“Constitutional in origin” refers to the fact that dyslexia has a substantive neurobiological basis. Brain research, including studies from Yale and Auckland universities, has shown that while it is common to use the “verbal” left side of our brain to understand words, dyslexic people use the “pictorial” right side, making them slower to process and understand language.
The Dyspraxia Support Group of New Zealand describes developmental dyspraxia (also known as Developmental Co-ordination Disorder and the Clumsy Child Syndrome) as a neurologically-based disorder of the processes involved in praxis or the planning of movement to achieve a predetermined idea or purpose, which may affect the acquisition of new skills and the execution of those already learned.
More specifically, it is a disorder of praxis, or the process of ideation (forming an idea of using a known movement to achieve a planned purpose), motor planning (planning the action needed to achieve the idea), and execution (carrying out the planned movement).
Autism Spectrum Disorder
Autism New Zealand says an Autism Spectrum Disorder is a life-long developmental disability affecting social and communication skills. People with the disability can also have accompanying learning disabilities; but, whatever their general level of intelligence, everyone with the condition shares a difficulty in making sense of the world.
Because of the differing degrees of severity and variety of manifestations, the term Autism Spectrum Disorder is often used to describe the whole range.

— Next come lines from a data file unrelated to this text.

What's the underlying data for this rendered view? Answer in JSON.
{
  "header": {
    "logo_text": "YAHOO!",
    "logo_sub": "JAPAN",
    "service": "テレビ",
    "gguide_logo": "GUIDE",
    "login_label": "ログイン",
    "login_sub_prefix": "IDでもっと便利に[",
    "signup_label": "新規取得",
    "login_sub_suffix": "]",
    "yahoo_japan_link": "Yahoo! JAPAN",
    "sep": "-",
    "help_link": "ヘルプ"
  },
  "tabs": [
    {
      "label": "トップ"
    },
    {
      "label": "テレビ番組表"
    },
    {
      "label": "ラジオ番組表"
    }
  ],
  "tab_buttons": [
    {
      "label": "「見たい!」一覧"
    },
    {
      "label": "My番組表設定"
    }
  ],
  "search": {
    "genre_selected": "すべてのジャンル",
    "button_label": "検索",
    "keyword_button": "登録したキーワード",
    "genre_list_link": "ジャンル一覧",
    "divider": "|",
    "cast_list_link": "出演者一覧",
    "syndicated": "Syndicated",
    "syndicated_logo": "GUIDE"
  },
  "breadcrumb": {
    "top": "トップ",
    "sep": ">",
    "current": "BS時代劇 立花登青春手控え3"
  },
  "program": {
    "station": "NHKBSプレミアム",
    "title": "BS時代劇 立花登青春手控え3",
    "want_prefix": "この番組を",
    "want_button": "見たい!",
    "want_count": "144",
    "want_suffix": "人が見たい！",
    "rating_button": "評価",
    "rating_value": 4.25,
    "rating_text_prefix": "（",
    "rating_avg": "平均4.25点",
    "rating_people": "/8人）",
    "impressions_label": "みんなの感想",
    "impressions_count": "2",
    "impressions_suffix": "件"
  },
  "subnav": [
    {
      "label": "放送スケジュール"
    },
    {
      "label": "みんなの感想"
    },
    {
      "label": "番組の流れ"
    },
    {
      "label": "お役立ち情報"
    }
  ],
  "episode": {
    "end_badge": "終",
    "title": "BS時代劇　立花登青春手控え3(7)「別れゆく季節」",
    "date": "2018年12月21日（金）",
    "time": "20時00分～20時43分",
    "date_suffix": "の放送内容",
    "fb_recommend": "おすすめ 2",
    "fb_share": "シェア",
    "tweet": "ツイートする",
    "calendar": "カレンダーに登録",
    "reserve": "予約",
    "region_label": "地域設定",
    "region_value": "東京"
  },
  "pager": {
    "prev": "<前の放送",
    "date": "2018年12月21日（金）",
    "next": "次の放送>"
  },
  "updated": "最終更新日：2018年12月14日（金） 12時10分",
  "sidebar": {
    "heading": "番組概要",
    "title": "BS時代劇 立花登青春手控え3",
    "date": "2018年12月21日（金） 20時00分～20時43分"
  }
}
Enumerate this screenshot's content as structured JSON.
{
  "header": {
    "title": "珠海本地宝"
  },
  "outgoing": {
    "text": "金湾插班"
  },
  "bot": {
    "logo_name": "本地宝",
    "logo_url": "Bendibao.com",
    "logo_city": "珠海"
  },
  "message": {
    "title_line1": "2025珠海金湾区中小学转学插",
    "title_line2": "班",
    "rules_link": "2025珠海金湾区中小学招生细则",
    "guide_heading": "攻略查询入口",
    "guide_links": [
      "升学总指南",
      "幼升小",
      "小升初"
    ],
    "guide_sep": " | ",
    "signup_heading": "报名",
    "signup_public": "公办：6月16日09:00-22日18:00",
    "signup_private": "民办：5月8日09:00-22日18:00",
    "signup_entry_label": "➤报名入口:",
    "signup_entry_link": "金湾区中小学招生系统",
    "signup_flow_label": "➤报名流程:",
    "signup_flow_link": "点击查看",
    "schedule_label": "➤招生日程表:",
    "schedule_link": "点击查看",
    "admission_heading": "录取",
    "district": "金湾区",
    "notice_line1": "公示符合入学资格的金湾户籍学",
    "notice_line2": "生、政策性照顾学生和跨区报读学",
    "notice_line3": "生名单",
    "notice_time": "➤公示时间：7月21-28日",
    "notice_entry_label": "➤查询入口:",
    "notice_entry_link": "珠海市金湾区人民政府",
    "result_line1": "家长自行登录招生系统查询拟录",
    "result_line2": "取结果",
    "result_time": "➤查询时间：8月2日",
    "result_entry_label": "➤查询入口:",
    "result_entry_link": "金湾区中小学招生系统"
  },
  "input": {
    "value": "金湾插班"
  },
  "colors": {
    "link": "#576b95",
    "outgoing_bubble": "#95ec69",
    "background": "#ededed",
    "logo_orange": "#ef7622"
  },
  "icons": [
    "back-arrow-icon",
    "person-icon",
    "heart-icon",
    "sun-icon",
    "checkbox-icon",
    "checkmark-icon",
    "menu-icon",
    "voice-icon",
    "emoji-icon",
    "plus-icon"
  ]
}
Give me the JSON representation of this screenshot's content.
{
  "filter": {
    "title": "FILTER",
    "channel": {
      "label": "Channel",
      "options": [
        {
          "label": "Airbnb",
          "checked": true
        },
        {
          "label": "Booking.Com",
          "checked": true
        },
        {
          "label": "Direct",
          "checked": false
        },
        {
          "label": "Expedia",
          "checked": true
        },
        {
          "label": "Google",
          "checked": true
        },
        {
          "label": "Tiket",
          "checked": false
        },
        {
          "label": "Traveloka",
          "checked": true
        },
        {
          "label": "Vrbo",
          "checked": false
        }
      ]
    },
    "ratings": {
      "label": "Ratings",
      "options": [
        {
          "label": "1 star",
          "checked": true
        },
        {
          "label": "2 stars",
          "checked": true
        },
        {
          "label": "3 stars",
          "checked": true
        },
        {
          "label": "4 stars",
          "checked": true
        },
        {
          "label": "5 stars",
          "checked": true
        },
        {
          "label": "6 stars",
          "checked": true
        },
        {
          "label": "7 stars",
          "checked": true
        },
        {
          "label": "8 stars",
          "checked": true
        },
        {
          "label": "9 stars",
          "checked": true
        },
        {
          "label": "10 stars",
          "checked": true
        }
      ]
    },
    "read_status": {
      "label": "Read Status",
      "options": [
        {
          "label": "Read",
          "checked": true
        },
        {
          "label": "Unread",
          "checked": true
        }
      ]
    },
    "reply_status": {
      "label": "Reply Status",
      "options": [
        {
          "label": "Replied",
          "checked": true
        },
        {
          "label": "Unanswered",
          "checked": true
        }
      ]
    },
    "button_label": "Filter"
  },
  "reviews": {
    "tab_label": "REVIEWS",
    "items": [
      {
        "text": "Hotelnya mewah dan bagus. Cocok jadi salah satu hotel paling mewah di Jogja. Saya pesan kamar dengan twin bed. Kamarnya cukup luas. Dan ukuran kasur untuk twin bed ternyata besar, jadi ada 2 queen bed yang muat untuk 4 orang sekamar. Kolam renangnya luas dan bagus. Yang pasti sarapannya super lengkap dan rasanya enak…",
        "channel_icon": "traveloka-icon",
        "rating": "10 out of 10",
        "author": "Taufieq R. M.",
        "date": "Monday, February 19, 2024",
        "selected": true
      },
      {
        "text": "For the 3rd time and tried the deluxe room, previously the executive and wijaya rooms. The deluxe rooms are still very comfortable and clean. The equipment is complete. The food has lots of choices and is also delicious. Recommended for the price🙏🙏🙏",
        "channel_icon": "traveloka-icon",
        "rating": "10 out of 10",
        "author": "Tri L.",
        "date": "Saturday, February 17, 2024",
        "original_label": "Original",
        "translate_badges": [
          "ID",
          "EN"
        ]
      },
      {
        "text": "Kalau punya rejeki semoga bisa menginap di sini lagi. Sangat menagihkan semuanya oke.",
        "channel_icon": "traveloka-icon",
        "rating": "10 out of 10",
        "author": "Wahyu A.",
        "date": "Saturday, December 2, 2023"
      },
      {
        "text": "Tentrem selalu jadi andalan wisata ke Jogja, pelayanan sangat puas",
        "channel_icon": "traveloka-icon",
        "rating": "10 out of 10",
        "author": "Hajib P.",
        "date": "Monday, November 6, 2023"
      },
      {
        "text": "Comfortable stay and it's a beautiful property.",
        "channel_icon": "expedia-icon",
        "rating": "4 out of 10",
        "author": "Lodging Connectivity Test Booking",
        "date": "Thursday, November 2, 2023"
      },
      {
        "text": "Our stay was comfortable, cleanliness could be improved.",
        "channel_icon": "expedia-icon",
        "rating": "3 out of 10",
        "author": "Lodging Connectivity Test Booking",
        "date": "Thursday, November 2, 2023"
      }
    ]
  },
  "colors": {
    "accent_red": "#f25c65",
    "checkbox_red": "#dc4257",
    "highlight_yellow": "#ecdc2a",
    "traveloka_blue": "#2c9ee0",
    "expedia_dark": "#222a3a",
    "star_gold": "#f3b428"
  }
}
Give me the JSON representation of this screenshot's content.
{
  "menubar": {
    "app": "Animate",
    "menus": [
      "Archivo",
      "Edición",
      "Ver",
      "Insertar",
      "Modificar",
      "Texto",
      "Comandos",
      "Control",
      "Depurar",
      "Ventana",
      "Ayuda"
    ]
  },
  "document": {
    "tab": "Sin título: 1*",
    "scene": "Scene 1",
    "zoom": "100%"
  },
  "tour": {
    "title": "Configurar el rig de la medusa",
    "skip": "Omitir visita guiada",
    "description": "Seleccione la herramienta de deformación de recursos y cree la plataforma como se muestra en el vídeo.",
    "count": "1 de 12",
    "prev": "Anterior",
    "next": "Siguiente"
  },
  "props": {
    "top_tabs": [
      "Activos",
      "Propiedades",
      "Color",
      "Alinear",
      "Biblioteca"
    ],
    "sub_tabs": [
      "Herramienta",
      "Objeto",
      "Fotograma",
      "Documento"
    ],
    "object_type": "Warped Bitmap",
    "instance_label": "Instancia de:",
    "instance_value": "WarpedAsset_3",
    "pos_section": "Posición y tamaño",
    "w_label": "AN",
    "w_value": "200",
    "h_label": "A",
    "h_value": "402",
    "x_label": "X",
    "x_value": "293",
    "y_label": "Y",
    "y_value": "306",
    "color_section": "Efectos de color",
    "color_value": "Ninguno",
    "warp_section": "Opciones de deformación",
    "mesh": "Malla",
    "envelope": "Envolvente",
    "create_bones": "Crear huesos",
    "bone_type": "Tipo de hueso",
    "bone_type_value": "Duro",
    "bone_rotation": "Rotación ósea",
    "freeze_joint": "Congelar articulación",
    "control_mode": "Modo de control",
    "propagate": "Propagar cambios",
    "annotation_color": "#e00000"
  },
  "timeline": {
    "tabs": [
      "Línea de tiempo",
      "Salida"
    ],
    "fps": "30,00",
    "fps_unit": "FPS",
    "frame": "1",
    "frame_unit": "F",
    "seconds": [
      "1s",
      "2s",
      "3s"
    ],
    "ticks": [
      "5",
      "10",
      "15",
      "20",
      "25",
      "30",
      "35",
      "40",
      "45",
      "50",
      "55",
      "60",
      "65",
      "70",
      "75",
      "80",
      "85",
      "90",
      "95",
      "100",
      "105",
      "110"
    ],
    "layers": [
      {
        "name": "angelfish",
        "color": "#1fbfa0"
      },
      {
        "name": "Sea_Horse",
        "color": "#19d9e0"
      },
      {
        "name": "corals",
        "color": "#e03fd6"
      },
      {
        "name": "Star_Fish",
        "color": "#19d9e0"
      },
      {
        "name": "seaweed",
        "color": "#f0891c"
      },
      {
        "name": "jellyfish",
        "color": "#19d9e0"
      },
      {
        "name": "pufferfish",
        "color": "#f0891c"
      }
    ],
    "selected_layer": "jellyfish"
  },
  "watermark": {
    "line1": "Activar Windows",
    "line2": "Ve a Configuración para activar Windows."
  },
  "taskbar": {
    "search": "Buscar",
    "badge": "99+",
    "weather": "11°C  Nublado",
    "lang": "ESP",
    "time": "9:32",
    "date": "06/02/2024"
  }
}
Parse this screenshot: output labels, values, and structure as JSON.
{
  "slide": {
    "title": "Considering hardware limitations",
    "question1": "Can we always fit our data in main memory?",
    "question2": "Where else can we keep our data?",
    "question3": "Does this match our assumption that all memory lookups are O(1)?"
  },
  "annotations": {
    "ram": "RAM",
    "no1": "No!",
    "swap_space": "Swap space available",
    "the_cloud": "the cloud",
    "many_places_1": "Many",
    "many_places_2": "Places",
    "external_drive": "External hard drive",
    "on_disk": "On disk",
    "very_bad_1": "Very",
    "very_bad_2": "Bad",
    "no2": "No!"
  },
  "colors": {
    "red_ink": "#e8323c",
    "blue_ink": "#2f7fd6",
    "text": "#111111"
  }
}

This term includes Asperger syndrome, which is a form of autism at the higher functioning end of the autism spectrum.